So, this is what I’ve been discovering.
First, “target audience” is perhaps the wrong framing. I’m finding “dream customer” to be a far more powerful way of thinking about it.
When we say, “target audience” we really get lost in the minutiae of it – age, location, gender, interests, things like that. And that’s all helpful, it just doesn’t tell the full story.
You can find most of that data online in about an hour or less.
Like, I can tell you right now, if you’re listening to this podcast, you’re my age plus or minus 10 to 15 years, you live in US, Canada, India, UK, or Japan (although I know I have listeners in other countries), and you’re interested in music and building a music career.
And I’m kind of guessing here, but you’re probably an information junkie, and you probably hang out on sites like YouTube, SoundCloud, Spotify, Instagram, Clubhouse, and the like. Feel free to fill in the blanks for me if you like.
That’s all well and good, but what I’ve described is mostly just a broad overview of my target audience, not my dream customer.
In addition to everything I’ve already mentioned, my dream customer is also well-read, listens to several podcasts, keeps a busy schedule, and doesn’t have a lot of time to do research. They’re actively looking for solutions to challenges in their careers, has money to invest in themselves, is sharp, ambitious, and has a strong work ethic, has a music career in motion but hasn’t been able to achieve everything they’ve set out to do, is feeling kind of stuck with where they are, is on a treadmill of desperate repetition, and likely has already tried every strategy or tactic without breakthrough success.

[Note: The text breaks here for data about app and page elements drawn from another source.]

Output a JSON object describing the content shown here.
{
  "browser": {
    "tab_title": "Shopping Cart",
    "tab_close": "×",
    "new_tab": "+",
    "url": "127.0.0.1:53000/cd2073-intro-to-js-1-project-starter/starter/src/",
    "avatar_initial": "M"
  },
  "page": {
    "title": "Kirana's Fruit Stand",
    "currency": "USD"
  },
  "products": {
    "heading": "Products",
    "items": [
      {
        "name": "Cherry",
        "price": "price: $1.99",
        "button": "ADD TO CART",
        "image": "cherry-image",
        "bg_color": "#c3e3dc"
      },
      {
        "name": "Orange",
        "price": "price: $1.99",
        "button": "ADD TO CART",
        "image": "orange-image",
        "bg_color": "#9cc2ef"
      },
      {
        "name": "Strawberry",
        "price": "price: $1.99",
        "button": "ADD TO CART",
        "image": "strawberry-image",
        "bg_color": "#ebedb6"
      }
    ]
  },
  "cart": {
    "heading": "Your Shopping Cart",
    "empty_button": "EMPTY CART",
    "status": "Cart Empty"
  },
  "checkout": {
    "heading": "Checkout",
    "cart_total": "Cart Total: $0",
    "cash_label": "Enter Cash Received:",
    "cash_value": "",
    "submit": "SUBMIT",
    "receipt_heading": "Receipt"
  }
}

Although I kind of rattled it off stream of consciousness style, that’s what I see about my dream customer, because those are the people I can help – those are the people I can cause a breakthrough with. It’s where I can cause the greatest results and make the greatest difference.

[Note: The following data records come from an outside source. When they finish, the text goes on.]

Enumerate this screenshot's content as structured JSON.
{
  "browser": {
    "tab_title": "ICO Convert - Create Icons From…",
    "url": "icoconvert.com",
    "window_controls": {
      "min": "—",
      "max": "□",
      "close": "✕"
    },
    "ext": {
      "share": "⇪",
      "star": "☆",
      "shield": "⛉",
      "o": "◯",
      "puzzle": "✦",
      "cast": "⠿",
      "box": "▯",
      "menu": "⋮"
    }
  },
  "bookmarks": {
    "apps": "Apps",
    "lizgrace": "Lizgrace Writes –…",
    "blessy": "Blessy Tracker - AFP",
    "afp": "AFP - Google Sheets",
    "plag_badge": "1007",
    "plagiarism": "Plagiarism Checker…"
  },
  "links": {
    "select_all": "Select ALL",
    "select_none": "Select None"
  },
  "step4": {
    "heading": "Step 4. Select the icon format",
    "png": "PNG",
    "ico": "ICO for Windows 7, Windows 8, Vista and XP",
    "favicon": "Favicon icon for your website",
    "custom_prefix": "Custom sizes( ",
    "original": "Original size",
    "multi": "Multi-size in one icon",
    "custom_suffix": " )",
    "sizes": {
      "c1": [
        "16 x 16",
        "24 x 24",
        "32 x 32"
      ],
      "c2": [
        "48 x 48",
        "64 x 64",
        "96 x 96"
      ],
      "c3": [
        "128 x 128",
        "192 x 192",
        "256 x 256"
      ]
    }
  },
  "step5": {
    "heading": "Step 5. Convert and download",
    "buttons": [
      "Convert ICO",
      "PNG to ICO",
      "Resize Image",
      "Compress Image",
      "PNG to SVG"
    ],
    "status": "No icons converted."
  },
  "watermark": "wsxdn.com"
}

See, if we’re only thinking about getting more people to listen to our music or buy our products, we’re not actually looking at where we can make the biggest difference, and how we can serve those people at different levels. And I’ve been losing sight of that lately.

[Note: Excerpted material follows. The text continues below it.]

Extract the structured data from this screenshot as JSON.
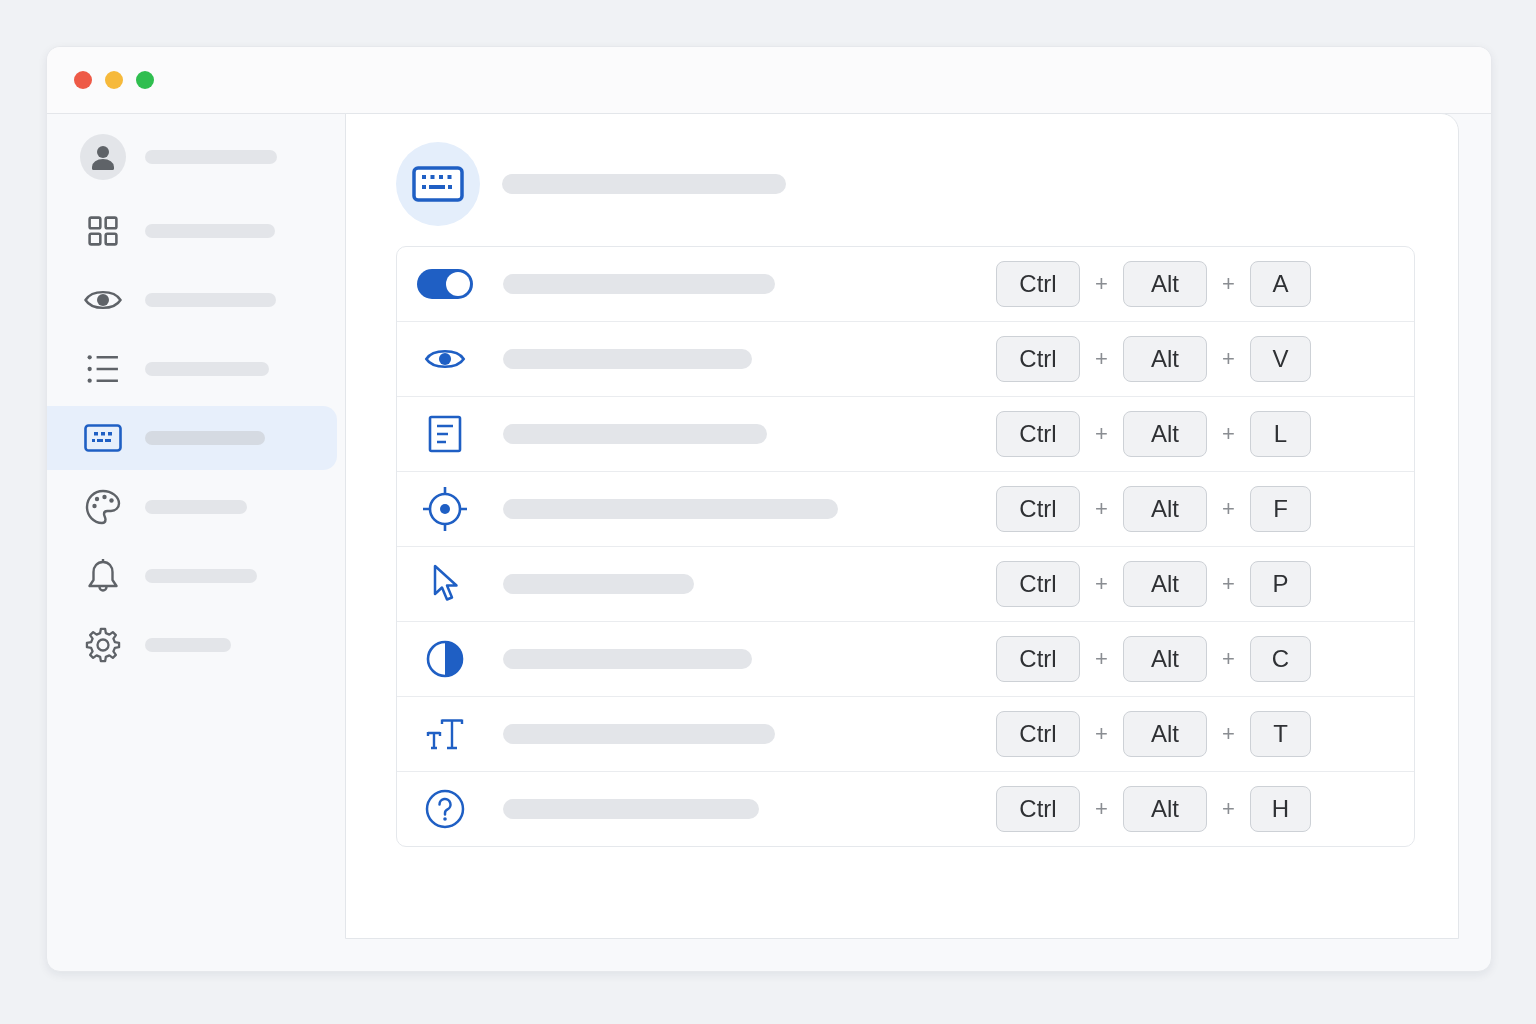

Although there are always exceptions, there’s a progression to things. People usually read a blog post, then download something for free, then attend a webinar or a live stream, then buy a tripwire offer, then a course, then a mastermind…
That might not apply to your specific business model, but the point is people usually go from something free or low cost and then follow a journey into something that costs slightly more, and then something more, and then something more.
So, I hope you’re seeing something for yourself in this conversation, that it’s not just about knowing how old your audience is, or that they live in the States, or that they like Corgi puppies. That’s stuff is helpful. But it’s really being clear on who you can serve and what the greatest result you can cause for them is.
And here’s your episode summary.
- Just because we’ve researched a topic doesn’t mean we completely understand it – we might have it as head knowledge, but it’s possible it hasn’t translated into transformation and a mission that makes every next action you take crystal clear. Stay in discovery and keep looking.
- There’s a difference between “target audience” and “dream customer.” Identify who your dream customer is because that’s where you can make the biggest difference and it’s also where you’ll find your superfans. Also determine the greatest possible result you could help them achieve.
- Once you know your dream customer, let that guide every next action you take. The content and products you create, the platforms you publish to, the copy you write, and practically everything you can imagine on a tactical level should be influenced by your dream customer and the conversation they’re having with themselves and with others.
So, if you’re ready to define your target audience and you’re looking for a step-by-step plan for connecting with them online and off, be sure to pick up a copy of The Music Entrepreneur Code at MusicEntrepreneurHQ.com/Code.
This has been episode 251 of The New Music Industry Podcast. I’m David Andrew Wiebe and I look forward to seeing on you on the stages of the world.